Budapest, Hungary


Quick Facts

Location: Budapest, Hungary
Architect: Imre Steindl
Date Built: 1885-1902
Length: 268mm
Width: 123m
Height: 96mm
What Society Built it: Kingdom of Hungary (Austro-Hungarian Empire)
Why it was Built: To house the Hungarian National Assembly

What it Is

Országház (literally House of the Nation), majestically overlooks the banks of the Danube as the seat of the National Assembly of Hungary. Built in the Gothic Revival style by architect Imre Steindl, it sits in the capital city of Budapest as the largest building in the country. Inaugurated at the 1,000th anniversary of the Hungarian nation in 1896, it has housed the various governments that have ruled the nation in recent history, from the elitist representative Diet of Hungary, to the Socialist, Soviet-dominated Assembly, to the modern Assembly.

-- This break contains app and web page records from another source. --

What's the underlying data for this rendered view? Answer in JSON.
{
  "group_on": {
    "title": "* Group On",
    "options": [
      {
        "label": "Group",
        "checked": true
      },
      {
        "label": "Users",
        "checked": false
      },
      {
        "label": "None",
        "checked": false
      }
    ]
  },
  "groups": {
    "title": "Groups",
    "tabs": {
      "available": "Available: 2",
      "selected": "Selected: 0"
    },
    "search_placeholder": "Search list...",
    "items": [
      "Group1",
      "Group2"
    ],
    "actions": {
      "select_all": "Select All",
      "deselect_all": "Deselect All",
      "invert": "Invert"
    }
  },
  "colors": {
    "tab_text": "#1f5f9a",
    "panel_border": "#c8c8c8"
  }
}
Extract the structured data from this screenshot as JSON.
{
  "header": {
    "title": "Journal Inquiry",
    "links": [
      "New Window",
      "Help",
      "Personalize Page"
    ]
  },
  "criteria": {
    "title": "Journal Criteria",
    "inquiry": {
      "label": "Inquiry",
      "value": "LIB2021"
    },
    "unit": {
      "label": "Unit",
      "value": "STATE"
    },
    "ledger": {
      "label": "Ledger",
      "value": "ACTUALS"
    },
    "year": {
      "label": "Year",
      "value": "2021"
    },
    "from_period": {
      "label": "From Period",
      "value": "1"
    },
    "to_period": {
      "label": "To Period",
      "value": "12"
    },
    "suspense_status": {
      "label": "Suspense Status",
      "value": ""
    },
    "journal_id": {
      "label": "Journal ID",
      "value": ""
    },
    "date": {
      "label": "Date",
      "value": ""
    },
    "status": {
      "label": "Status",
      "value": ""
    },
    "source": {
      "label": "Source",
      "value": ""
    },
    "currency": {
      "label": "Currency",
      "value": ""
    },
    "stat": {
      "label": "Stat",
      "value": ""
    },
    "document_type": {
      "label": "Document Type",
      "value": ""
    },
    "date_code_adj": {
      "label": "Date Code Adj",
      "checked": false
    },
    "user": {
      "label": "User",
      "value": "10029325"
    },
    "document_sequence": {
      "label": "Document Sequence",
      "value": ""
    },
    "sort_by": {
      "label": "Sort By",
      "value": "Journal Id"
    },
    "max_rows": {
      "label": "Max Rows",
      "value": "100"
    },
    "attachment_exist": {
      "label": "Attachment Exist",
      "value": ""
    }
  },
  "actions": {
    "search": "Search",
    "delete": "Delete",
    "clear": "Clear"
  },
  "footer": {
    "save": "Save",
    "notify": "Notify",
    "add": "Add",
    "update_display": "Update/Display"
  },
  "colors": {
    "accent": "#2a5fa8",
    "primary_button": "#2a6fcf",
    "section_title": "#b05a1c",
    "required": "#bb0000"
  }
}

In a similar vein, it has seen many of Hungary's major historical events in the past century, from the fall of Austria-Hungary and the creating of the Hungarian Kingdom, to the declaration of the Hungarian Republic by Mátyás Szűrös on its balconies. With 691 rooms and being designed to house a bicameral government, the current unicameral government meets only in the lower house, and does not use much of the building. Housed inside the the building are the Holy Crown of Hungary — which crowned the kings of Hungary since the 12th century, and adorning its walls and windows are statues and coats of arms of Hungarian and Transylvanian rulers, along with some of Hungary's most famous military leaders.

The Hungarian National Assembly

The various forms of the Hungarian nation have had something resembling a national legislative body since the 11th century, when the Diet of Hungary first convened. By the late 13th Century, it became the supreme legislative body of the Kingdom, and was an integral part of the legislative process. Participation in the early Diet was a privilege of the nobility and ecclesiastical circles and as such tended to skew towards their interests. The Diet was typically convened by the king, and often times it was convened simply as a forum to announce the King's will and had little power of its own. As most Hungarians did not have representation in the Diet, it could pass harsh, discriminative laws without concern for any consequence, exemplified by a 1514 law in response to a peasant revolt, where the Diet condemned serfs to eternal bondage and increased work obligations without their input. The Diet continued meeting regularly until the Hungarian Revolution of 1848, where it was dissolved by a Habsburg army and Hungary placed under martial law. It was not reconstituted until 1867 upon the Austro-Hungarian Compromise, after which it was constituted as a bicameral legislature consisting of a House of Magnates, representing hereditaries and church figures, and a House of Representatives that were elected by landed elites consisting of only 6% of the population. Following the defeat of Austria-Hungary in the First World War, the Diet reestablished the Kingdom of Hungary, but for its entire existence did not have a king; the Diet abolished the former royal House of Habsburg's rights to the throne and in reality, it was ruled by a regent who essentially acted as a dictator. Following the Second World War, the country came under Soviet domination, and its National Assembly reflected its will, writing a nearly identical constitution to that of the Soviet Union and becoming a unicameral legislature. The modern Assembly took form following the fall of the Hungarian People's Republic, though it has been modified via legislated changes in Hungary's constitution in recent years.


During construction, it was intended for the building to represent Hungarian achievement and power, it was created with Hungarian materials with the work of over 100,000 people, mostly domestic craftsmen. No expense was spared in construction, over 40 kilograms of 22/23-carat gold and half a million precious stones were used for decoration.
During the communist People's Republic of Hungary, a red star was placed on the dome, though this was removed in 1990 after the fall of authoritarian Socialist rule in Hungary.
Imre Steindl, the architect, never saw the completion of his masterpiece. He went blind and died before its completion in 1904.
The two halls of parliament in which the old bicameral Assembly met are identical, evoking a sense of equality between the two houses. The current Assembly meets in the lower house, while the upper house is used as a conference room.
Its height of 96m was intentionally chosen to represent the nation's millennium in 1896, which refers to the founding of the Grand Principality of Hungary in 896 from a confederation of Magyar tribes.

The Build


Length: 915 blocks
Width: 467 blocks
Height: 253 blocks
Total blocks: 1,981,226
Scale (height): 2.64:1
Build time: 68 hours


Renders and Screenshots